The Board of Appeals yesterday approved a developer's plans to replace a condemned office building on Penniman Road with a seven-story, 44-unit condo building - next to a 36-unit building and surrounded by low-lying industrial buildings slated for demolition to make way for a three-building complex with more than 260 units.
As part of the approval, developers Howard and Jay Hirsh say they will ensure that at least 60% of the units at 30 Penniman Rd. - between Braintree and Hano street, - are owner-occupied rather than leased out or just held for investment.
Six of the units would be sold as affordable - three to people making no more than 80% of the Boston-area median income and three to people making up to 100% of it. Two first-floor units will be sold as lofts to artists.
The mayor's office and City Councilor Mark Ciommo backed the proposal, but both the Allston Civic Association and the Brighton Allston Improvement Association opposed the plans, at least not without further work.
ACA President Tony D'Isodoro said that the seven-story height sets a precedent for that part of Allston to get even taller - he said the association recently saw preliminary plans for a 14-story building at Linden and Cambridge streets, and he questioned plopping a seven-story building on the 26-foot-wide Penniman Road.

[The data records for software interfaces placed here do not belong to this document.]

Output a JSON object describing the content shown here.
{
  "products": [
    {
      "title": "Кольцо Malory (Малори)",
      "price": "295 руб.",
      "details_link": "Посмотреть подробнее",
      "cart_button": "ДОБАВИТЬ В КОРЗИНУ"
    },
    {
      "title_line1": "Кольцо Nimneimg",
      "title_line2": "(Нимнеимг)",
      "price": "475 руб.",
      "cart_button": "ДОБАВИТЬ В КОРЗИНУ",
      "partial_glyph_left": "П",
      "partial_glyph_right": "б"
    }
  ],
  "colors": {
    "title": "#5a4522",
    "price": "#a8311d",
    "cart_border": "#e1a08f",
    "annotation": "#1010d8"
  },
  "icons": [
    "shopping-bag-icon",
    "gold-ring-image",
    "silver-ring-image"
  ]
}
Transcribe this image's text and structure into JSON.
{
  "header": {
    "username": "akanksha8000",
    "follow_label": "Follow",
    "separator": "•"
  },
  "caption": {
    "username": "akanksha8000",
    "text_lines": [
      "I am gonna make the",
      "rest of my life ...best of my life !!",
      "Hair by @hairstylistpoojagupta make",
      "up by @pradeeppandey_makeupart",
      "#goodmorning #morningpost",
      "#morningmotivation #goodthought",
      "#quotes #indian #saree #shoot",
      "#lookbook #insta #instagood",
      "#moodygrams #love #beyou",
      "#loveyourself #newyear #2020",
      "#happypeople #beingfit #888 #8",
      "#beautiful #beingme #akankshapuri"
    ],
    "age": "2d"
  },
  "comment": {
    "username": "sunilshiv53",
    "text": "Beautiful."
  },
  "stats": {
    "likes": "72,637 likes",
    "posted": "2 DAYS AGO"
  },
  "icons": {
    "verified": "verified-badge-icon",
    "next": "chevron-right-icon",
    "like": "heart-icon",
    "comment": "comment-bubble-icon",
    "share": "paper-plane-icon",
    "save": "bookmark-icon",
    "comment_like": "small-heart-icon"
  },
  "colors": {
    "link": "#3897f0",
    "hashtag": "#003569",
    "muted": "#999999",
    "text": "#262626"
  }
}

"These developers are getting emboldened on the envelope continually being pushed," he said. "Who are we building these condominiums for? Are we building them for investors or for residents of the community? ... Yes, Allston wants more condominiums, but they are not going to write a blank check to people just because they want to build more condominiums."
Annabela Gomes of the BAIA said her group wanted to see more affordable units in the building, and questioned why 100% of the units could not be deed restricted to owner occupancy. "We have an abundance of luxury apartments and condos" in the neighborhood, she said.
Joe Hanley, attorney for the developers, though, said the project is far from luxury, that there's no way the Hirshes could sell luxury units in what is still largely a depressed industrial area. He said the developers themselves proposed making 51% of the units owner occupied and upped that to 60% as the urging of the neighborhood.
"This location is not Oak Square; it is a very challenging location," he said.
He said that he would have loved to spend more time trying to work out an agreement with the neighborhood groups but that timing just would not permit it. The Hirshes are planning to take advantage of the work being done by the Michaels Group on the larger three-building complex on Rugg Road and that requires them to start work at the same time as the Michaels Group - starting early in 2019.
The BPDA approved the project last month.